» **Material shown**
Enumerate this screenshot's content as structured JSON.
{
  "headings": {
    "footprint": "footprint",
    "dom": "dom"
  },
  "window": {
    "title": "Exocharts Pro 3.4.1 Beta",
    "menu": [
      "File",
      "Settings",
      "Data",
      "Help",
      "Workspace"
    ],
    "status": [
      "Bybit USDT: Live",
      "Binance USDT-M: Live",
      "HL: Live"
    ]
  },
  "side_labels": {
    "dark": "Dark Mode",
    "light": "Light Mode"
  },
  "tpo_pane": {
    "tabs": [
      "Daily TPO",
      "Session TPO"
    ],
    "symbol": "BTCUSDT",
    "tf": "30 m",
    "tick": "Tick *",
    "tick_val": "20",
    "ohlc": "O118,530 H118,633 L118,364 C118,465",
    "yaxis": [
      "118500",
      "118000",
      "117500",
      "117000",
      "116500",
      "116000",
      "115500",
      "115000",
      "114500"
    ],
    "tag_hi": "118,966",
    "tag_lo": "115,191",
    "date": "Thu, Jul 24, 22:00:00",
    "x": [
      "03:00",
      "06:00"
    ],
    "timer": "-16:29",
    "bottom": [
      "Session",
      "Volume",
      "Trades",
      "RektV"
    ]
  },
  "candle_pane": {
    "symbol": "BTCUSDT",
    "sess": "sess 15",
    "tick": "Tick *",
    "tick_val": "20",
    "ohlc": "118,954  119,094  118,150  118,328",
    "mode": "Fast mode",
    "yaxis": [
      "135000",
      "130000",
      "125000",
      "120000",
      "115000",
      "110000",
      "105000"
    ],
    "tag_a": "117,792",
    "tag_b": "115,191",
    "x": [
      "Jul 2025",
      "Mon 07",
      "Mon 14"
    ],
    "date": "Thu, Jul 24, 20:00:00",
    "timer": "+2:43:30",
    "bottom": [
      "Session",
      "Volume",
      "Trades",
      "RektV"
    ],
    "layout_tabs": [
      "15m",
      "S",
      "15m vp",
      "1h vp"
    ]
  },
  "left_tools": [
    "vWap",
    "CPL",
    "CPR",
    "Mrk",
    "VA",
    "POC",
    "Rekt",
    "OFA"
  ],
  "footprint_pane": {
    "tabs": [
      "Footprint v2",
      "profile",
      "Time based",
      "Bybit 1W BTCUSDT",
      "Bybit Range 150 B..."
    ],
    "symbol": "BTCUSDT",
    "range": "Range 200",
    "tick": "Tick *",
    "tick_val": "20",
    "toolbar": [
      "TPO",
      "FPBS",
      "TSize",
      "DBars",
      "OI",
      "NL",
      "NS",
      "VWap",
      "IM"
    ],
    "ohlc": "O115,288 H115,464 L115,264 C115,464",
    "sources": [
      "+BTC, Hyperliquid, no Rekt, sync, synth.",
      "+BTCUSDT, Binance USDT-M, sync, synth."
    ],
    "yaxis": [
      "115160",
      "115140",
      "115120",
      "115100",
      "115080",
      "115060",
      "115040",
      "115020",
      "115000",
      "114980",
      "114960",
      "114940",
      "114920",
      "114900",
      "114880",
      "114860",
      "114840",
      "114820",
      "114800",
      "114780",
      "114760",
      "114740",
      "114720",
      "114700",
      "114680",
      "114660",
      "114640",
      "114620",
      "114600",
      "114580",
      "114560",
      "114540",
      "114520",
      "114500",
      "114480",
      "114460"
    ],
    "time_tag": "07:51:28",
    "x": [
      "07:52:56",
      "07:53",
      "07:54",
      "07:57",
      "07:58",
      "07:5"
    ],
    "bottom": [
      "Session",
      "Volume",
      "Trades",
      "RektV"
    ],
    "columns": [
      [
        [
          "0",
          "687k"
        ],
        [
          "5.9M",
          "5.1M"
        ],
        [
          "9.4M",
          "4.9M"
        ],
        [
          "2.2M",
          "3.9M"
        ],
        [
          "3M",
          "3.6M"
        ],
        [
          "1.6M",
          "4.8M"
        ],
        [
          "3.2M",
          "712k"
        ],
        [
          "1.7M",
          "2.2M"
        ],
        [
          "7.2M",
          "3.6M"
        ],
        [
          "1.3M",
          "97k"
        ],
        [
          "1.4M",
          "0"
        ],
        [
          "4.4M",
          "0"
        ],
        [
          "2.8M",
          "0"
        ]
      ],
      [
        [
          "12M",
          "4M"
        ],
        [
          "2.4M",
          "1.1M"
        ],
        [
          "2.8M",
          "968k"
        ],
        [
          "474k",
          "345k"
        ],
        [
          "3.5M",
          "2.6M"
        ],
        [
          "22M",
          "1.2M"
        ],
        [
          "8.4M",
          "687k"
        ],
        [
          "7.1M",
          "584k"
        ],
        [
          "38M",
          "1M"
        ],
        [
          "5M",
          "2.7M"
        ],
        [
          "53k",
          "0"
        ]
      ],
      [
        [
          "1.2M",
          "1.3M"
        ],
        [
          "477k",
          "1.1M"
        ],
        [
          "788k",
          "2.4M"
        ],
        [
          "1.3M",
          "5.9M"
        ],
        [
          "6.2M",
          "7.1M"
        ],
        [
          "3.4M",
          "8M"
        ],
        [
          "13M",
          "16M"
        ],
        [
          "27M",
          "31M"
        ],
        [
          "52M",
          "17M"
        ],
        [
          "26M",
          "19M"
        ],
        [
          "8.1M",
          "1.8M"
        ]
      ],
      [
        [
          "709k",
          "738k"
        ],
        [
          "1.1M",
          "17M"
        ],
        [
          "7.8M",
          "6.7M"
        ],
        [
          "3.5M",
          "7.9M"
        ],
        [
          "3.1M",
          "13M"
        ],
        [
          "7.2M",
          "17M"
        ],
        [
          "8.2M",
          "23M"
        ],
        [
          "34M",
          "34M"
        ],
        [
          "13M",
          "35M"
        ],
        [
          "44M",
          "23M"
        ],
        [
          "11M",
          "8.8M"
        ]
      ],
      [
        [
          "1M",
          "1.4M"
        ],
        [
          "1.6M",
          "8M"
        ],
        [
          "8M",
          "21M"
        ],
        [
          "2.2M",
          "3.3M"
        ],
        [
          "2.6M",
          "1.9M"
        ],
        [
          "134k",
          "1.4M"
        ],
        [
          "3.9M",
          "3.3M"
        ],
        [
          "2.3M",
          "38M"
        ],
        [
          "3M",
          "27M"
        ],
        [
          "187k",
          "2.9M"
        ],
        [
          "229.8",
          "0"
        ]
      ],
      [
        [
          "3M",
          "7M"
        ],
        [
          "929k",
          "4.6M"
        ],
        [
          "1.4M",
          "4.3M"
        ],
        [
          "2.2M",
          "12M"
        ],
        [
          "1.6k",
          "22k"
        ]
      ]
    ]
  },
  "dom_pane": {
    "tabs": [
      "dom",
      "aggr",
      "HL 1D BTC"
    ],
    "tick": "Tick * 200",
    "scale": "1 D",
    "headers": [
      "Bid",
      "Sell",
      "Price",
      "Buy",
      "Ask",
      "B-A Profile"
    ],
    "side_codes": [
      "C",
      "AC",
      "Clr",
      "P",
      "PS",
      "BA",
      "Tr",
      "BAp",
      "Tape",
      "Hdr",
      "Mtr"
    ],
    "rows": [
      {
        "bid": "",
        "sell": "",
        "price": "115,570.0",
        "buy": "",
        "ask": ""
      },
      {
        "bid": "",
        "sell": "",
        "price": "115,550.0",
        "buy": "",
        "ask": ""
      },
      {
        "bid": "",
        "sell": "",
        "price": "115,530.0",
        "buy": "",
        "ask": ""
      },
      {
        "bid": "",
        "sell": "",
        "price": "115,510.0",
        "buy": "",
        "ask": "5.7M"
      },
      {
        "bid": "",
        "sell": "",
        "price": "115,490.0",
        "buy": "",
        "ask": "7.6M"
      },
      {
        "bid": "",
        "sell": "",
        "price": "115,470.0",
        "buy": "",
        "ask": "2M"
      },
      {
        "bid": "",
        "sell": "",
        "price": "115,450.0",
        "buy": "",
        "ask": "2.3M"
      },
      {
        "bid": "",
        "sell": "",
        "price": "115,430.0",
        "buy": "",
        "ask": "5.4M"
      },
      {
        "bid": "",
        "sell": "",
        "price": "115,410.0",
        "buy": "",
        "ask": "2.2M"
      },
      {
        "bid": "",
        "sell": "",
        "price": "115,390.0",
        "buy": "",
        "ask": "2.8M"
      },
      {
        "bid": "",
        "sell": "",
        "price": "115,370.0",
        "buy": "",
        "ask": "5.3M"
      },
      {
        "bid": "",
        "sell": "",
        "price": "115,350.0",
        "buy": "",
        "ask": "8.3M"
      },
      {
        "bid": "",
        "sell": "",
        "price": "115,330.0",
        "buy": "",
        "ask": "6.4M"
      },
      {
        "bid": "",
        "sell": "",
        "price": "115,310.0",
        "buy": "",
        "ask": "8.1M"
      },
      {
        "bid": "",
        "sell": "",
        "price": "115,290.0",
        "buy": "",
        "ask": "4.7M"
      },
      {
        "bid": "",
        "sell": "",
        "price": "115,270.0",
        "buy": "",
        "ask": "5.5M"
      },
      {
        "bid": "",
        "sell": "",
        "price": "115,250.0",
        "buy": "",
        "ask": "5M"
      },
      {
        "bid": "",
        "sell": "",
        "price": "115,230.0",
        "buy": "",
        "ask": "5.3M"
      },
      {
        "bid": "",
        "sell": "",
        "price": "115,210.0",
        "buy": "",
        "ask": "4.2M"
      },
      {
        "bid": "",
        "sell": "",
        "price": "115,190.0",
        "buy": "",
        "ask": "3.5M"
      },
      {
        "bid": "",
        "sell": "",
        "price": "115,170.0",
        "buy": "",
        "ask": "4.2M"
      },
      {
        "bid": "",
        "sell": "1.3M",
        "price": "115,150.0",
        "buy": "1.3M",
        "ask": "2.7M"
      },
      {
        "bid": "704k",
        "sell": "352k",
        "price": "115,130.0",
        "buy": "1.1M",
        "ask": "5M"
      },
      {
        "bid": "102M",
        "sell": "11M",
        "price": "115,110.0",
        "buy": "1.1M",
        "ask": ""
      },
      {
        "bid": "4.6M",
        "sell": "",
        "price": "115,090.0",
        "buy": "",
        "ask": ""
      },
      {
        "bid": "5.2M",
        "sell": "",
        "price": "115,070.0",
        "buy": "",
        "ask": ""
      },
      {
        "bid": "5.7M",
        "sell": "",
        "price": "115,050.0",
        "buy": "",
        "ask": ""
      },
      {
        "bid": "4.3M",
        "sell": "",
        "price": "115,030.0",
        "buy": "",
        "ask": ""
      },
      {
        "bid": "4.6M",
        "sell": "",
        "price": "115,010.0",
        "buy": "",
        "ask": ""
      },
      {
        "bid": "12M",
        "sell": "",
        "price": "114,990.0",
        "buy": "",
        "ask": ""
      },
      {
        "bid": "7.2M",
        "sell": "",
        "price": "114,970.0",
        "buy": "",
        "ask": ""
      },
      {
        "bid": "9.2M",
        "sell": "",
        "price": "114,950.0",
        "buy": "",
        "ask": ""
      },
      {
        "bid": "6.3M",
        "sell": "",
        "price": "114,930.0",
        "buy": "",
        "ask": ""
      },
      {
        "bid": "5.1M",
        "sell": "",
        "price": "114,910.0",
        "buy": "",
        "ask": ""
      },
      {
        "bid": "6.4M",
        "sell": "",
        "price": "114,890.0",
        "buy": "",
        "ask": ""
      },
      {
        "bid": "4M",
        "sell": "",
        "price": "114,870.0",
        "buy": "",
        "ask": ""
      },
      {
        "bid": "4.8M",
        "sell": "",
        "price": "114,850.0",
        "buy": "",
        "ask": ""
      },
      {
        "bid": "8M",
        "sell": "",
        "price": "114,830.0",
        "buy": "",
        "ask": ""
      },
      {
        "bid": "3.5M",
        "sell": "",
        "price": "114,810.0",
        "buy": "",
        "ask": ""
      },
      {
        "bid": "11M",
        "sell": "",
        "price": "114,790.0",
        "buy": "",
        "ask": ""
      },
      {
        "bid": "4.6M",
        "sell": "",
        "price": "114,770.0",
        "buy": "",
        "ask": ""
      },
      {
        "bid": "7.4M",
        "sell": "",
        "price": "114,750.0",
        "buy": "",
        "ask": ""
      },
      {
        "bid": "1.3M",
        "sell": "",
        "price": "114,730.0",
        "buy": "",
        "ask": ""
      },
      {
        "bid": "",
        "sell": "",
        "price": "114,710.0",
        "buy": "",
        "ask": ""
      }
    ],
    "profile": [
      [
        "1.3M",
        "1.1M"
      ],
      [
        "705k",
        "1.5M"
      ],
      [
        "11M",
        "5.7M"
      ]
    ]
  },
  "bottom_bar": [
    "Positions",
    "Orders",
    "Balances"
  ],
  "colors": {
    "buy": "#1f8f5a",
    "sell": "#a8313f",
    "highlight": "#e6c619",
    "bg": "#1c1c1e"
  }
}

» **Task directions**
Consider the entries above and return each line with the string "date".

» **Output of the task**
    "date": "Thu, Jul 24, 22:00:00",
    "date": "Thu, Jul 24, 20:00:00",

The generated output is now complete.